● **Data to use**:
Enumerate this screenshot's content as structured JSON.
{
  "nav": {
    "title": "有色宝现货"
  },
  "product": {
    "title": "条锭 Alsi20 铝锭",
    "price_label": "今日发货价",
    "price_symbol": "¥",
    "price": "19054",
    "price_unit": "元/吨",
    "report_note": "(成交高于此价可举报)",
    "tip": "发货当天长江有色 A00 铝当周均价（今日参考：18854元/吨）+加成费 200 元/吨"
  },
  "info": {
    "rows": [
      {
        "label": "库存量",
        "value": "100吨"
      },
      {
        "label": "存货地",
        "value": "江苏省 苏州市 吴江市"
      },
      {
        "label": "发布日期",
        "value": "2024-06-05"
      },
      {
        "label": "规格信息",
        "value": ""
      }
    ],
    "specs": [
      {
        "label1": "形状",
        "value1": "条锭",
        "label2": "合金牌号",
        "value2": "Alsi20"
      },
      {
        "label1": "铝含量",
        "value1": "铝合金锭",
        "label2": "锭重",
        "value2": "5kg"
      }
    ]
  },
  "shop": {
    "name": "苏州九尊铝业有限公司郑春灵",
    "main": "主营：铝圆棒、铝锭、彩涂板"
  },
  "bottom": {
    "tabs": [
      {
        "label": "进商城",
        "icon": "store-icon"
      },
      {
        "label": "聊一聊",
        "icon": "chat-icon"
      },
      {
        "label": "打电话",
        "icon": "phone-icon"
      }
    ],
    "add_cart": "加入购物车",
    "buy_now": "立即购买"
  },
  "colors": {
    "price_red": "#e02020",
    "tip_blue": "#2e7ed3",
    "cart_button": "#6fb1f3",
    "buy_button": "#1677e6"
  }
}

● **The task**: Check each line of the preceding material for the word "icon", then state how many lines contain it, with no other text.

● **Answer section**: 3